John F. Kennedy graduated from Harvard College with a Bachelor of Science in International Affairs in 1940. When the United States entered the second world war, he served in the Navy, where he was the commander of Motor Torpedo Boats PT-109 in the South Pacific. PT-109 was split in half and sunk by a Japanese destroyer and Kennedy and the survivors from his ship survived by swimming to nearby islands.
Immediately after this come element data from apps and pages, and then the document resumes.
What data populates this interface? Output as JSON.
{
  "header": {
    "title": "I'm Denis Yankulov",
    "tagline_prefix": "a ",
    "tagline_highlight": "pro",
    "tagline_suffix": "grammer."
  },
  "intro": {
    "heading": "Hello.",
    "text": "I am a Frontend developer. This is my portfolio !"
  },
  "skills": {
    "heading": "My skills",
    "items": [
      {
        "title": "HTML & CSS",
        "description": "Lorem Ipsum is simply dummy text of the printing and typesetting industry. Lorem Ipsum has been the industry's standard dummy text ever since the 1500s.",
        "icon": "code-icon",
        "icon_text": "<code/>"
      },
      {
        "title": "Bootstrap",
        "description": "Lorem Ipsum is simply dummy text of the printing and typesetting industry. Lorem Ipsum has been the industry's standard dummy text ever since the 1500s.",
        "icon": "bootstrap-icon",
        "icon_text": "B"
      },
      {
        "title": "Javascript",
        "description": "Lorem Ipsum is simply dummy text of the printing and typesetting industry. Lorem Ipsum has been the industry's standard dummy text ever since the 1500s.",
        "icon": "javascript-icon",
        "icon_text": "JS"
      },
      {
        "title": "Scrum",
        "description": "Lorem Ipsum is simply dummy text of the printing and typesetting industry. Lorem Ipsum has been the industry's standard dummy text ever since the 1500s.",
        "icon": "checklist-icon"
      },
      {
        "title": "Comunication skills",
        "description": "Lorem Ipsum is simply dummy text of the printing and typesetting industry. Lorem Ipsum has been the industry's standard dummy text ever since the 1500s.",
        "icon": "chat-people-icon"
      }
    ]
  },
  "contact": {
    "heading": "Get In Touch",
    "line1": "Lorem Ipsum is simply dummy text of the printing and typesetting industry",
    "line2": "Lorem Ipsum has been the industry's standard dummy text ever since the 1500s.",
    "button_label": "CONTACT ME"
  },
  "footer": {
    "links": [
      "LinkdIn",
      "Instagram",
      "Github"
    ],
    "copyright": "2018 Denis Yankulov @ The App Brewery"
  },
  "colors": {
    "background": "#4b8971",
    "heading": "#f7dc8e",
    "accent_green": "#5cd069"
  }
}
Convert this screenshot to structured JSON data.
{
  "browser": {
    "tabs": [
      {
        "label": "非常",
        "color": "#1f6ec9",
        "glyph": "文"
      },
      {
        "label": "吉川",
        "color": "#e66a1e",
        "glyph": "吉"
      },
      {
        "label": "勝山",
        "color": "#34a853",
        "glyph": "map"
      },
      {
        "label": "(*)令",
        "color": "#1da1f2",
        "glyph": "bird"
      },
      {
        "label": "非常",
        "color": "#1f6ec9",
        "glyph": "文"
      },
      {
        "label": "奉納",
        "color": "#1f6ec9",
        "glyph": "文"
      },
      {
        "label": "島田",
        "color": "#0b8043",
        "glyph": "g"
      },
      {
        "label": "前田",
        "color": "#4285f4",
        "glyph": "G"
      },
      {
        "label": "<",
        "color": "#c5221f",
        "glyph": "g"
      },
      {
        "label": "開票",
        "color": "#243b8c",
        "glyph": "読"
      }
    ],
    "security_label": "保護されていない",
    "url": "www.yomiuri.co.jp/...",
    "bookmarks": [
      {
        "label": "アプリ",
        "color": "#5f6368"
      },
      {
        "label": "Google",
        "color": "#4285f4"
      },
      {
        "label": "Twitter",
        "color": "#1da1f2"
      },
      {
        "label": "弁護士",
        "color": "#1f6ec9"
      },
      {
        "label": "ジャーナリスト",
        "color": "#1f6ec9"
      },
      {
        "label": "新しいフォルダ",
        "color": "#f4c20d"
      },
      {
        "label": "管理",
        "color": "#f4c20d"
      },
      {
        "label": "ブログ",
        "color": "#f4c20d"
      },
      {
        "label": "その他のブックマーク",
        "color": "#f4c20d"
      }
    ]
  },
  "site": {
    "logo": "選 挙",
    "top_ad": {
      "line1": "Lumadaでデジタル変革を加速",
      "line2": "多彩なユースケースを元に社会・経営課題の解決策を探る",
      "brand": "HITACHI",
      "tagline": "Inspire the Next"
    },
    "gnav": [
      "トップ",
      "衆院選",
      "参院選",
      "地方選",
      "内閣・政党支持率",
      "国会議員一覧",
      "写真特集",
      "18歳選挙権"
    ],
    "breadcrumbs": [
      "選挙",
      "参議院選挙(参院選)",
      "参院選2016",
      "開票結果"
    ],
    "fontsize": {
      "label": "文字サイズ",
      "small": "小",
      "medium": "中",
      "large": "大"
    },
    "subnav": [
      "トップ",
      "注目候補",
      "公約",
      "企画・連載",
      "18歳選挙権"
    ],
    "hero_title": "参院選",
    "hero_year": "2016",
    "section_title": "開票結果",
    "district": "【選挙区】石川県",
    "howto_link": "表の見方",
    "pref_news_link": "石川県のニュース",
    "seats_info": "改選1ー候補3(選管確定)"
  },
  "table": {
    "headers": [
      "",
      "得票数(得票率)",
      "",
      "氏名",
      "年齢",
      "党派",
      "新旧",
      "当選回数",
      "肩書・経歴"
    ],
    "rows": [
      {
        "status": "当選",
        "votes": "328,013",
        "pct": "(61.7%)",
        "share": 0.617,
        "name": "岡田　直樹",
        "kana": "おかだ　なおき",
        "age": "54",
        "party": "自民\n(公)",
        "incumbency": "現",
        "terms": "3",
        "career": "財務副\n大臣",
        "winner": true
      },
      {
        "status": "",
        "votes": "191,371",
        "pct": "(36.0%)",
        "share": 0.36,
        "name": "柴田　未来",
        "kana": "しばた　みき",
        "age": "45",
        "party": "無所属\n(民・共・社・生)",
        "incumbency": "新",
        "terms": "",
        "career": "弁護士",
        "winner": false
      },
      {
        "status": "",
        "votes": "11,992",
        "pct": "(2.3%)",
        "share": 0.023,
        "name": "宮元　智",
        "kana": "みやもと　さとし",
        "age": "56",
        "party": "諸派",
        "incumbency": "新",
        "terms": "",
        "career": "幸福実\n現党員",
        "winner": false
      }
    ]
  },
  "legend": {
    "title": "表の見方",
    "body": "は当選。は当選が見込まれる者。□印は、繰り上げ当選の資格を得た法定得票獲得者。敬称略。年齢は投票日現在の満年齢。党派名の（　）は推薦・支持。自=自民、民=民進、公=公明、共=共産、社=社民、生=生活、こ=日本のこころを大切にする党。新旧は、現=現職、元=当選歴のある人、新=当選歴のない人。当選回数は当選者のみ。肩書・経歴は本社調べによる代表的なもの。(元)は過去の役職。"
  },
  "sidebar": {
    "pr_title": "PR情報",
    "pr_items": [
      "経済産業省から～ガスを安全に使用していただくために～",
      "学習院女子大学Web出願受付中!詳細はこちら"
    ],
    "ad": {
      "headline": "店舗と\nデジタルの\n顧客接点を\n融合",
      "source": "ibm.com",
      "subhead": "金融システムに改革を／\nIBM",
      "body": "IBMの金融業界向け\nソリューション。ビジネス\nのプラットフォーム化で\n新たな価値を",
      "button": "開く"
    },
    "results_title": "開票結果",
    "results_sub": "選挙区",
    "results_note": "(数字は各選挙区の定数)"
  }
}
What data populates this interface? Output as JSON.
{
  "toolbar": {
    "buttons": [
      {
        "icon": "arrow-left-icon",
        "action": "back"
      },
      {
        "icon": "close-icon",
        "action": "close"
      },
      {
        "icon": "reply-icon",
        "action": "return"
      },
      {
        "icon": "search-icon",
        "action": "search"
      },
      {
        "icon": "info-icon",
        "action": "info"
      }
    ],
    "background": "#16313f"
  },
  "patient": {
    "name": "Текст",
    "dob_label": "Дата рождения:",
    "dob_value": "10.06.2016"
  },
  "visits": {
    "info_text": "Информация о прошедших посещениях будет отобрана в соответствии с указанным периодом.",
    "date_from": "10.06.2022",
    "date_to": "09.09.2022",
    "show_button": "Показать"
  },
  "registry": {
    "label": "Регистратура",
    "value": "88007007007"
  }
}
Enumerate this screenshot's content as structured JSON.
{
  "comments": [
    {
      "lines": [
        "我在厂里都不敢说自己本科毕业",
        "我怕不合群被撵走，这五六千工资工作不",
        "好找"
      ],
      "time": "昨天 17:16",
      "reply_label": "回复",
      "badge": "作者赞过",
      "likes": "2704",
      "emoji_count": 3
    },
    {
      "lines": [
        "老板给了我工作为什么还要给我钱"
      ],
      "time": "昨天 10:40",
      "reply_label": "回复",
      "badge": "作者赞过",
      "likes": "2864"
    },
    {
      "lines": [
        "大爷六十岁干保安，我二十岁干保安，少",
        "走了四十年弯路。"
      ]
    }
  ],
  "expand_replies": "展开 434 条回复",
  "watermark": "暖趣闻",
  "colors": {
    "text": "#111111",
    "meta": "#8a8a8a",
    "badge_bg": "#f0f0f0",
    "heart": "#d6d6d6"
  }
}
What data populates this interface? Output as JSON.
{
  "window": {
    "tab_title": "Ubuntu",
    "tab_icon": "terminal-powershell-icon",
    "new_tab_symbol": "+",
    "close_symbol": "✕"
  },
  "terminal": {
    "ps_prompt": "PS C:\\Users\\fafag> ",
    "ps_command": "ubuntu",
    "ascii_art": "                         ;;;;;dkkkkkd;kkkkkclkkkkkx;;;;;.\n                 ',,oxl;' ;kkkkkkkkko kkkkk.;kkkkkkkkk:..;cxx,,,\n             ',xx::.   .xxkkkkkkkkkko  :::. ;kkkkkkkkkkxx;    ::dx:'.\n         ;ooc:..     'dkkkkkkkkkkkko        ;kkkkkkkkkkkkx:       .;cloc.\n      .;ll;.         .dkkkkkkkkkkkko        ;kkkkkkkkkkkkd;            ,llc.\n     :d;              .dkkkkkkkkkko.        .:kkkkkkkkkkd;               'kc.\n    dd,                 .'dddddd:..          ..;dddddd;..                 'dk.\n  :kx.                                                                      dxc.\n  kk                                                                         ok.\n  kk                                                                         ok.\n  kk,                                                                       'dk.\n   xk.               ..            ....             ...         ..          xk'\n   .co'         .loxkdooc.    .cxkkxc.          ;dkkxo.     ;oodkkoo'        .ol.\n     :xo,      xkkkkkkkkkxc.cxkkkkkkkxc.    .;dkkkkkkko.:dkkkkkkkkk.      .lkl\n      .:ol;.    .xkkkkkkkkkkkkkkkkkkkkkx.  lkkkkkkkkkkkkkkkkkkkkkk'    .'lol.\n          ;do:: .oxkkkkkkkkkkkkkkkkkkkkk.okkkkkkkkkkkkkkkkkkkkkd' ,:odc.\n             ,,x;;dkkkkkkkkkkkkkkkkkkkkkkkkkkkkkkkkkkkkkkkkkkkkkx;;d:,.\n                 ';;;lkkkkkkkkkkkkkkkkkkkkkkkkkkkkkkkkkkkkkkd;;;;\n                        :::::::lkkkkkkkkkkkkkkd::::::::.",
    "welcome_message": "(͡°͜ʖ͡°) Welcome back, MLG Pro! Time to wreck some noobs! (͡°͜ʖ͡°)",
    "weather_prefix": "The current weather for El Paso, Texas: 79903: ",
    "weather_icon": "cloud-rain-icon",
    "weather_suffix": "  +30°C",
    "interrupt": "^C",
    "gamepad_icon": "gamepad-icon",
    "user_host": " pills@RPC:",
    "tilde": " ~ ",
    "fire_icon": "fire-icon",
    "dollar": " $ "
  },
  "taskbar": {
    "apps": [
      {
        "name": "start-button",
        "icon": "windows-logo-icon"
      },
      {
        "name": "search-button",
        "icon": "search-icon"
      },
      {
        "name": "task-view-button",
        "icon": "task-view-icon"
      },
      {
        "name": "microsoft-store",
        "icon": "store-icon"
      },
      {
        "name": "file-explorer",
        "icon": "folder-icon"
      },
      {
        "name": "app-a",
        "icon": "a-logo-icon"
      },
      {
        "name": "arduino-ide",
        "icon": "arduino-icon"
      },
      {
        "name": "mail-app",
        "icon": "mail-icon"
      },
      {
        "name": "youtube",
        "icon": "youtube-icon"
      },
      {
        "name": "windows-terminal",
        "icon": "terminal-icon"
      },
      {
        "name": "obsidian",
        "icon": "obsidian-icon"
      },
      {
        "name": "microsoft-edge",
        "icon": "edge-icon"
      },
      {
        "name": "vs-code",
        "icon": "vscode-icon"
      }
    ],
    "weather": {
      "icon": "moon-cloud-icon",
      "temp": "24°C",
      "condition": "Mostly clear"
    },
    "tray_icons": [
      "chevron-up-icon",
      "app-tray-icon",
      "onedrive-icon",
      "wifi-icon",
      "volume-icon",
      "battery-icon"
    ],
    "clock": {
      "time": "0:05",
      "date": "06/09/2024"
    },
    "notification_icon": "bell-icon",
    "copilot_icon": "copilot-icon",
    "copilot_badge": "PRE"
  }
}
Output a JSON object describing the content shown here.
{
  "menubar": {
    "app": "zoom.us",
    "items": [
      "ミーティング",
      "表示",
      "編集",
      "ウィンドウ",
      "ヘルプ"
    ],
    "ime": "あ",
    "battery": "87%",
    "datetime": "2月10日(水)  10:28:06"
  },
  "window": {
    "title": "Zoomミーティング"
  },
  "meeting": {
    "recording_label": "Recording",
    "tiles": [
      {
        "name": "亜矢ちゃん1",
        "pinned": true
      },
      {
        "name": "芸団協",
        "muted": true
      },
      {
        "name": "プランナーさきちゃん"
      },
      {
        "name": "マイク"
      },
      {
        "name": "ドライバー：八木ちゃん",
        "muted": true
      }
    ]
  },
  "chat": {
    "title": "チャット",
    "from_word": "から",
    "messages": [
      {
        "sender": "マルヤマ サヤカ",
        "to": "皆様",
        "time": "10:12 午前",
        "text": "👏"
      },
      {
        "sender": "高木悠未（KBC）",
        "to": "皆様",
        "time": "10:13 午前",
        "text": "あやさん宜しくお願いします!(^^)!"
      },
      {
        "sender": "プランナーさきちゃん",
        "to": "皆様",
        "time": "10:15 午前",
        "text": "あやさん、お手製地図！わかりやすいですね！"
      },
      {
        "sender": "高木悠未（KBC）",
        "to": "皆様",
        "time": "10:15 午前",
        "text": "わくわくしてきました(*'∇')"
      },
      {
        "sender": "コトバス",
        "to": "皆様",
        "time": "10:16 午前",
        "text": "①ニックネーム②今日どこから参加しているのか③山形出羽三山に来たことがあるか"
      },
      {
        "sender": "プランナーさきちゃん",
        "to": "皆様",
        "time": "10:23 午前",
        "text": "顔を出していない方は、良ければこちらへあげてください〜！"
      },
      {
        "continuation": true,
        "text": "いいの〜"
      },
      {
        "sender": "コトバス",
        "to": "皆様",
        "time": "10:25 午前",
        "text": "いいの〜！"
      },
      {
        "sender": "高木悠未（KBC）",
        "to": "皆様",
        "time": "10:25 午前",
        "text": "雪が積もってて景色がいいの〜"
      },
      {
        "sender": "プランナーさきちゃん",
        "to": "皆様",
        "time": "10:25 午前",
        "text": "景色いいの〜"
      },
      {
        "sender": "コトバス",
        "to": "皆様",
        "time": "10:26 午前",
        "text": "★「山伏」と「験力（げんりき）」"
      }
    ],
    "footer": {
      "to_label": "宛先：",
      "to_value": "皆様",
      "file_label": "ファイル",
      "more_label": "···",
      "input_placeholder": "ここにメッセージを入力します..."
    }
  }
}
Returning home from the war, Kennedy represented Massachusetts's 11th congressional district in the U.S. House of Representatives from 1947 to 1953 as a Democrat. He served in the U.S. Senate from 1953 until 1960, when he successfully won his party's nomination for President. In 1956 he placed second in the vote for his party's candidate for Vice-President, but four years later, in a close election, Kennedy defeated incumbent Vice-President and future President Richard Nixon in the 1960 U.S. presidential election.
At age 43, Kennedy was the youngest person to have ever been elected to the office, and the second-youngest person to become president. (Theodore Roosevelt became president at a younger age upon the death of William McKinley, but was not elected to the office until he was older than Kennedy). Kennedy was also the first person born in the 20th century to serve as president. He was the first Roman Catholic president (Joe Biden is the second) and the only president ever to have won a Pulitzer Prize.
Events during his presidency included the Bay of Pigs Invasion, the Cuban Missile Crisis, the Space Race, the building of the Berlin Wall, the African-American Civil Rights Movement, and increased U.S. involvement in Vietnam.
Kennedy opposed segregation and supported increased civil rights of African Americans, but he originally believed in a more gradual approach to legislation, acknowledging the political realities he faced in Congress, especially with the Southern Conservatives. But the civil rights demonstrations of Martin Luther King, and the atrocious treatment of African-Americans in the south compelled Kennedy to propose legislative action. In a radio and TV address to the nation in June 1963, Kennedy became the first president to call on all Americans to denounce racism. His civil rights proposals led to the Civil Rights Act of 1964.
Kennedy was assassinated in Dallas, Texas on November 22, 1963. His assassination continues to be the subject of controversy and debate. Lee Harvey Oswald was arrested that afternoon and charged with the crime that night. Jack Ruby shot and killed Oswald two days later, before a trial could take place. The FBI and the Warren Commission officially concluded that Oswald acted alone as the assassin. The United States House Select Committee on Assassinations (HSCA) agreed with the conclusion that Oswald fired the shots which killed the president, but also concluded that Kennedy was probably assassinated as the result of a conspiracy.
Kennedy's private life has been the subject of much discussion, especially as new facts have come to light after his death. He suffered from a number of health problems, including Addison's Disease. Reports of his numerous extra-marital affairs have also been revealed, although some of his biographers assert that, towards the end of his life, Kennedy became more committed to his marriage.
He is buried at Arlington Cemetery, where his final resting place is marked by what is known as "the Eternal Flame".